Rising senior Sid Thakker started NicReport in 2019 as a new resource to teach the dangers of vaping, also commonly known as “JUULing.” After seeing the problem of vaping in his school and developing an interest in biology, he started working on lessons to teach all aspects of nicotine addiction and e-cigarettes in the Fairfax County Public Schools system.
“I made it my goal to develop my own curriculum for not just my high school,” the 17-year-old Thakker told Patch.
E-cigarettes are an alternative to cigarettes that have become popular among youth. According to the Centers for Disease Control and Prevention, these electronic devices that heat a liquid and produce an aerosol, or mix of particles in the air. Most contain nicotine, the addictive substance found in regular cigarettes, and are believed to be harmful to developing brains in young people.

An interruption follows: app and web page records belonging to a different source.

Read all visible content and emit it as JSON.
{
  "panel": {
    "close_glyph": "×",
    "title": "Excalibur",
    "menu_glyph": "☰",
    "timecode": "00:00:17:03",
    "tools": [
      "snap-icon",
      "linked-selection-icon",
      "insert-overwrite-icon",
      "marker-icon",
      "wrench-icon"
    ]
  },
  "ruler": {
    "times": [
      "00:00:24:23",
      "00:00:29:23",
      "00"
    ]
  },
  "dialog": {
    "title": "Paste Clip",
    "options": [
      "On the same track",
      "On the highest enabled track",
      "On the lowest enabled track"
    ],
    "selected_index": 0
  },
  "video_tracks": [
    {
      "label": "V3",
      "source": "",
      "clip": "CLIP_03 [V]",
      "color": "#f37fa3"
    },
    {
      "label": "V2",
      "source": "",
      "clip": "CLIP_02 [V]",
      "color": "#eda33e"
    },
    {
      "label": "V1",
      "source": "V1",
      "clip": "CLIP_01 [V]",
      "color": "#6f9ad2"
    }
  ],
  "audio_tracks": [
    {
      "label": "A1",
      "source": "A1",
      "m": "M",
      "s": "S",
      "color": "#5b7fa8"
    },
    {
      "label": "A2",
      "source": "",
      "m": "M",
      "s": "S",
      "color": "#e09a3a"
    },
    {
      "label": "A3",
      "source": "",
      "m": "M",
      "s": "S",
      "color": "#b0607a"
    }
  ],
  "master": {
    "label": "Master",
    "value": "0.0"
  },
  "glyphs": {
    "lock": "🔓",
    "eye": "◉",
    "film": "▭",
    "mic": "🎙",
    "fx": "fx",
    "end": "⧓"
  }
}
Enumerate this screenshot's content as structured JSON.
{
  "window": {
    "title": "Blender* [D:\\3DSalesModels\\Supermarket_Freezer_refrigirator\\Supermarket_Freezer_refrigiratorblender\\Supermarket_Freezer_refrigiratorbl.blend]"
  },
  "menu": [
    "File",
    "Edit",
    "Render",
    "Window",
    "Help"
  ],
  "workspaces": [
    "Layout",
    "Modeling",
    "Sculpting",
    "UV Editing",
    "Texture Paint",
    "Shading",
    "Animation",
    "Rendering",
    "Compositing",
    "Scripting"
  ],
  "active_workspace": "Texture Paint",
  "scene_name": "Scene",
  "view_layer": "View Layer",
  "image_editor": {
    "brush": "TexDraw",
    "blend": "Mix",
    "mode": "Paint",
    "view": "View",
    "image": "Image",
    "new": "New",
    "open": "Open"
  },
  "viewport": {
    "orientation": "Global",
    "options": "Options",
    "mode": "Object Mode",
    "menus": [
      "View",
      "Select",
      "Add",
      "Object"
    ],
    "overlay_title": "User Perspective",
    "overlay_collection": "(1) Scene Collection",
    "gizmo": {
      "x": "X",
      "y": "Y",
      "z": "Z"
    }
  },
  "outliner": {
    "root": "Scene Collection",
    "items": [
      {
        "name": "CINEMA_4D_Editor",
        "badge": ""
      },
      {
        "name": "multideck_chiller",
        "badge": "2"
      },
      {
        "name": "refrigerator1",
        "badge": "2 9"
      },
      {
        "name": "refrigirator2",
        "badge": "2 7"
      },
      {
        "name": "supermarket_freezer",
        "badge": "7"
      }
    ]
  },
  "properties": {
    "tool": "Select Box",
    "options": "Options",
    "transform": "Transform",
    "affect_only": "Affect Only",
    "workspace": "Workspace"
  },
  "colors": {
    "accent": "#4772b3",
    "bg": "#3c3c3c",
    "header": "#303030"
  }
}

Thakker has developed new lessons for the ninth and tenth grade health curriculum, as well as biology. The biology curriculum looks into the science of nicotine addiction, while health class focuses on social and health implications.
He started teaching lessons last September, and other juniors and seniors have volunteered to teach the lower grades as well. He believes the lessons can stick when they come from a peer rather than a teacher.
“As a student, I can just go up to them and be like, listen, I want to help,” he said.
His nonprofit is partnering with the National Institute of Drug Abuse, Fairfax County Public Schools, Virginia Commonwealth University and Georgetown University medical campus on the effort. He also worked with administrative officials to create a curriculum for any Fairfax County school and had plans to expand into Langley, Oakton and South Lakes High Schools. The the coronavirus pandemic has delayed that effort; nevertheless, his lessons have reached 2,000 students and counting.
In the meantime, Thakker is sharing vaping related, including research on the link between coronavirus and vaping. He’s also worked on converting lessons to teach online and raised over $5,000 to donate to Feeding America.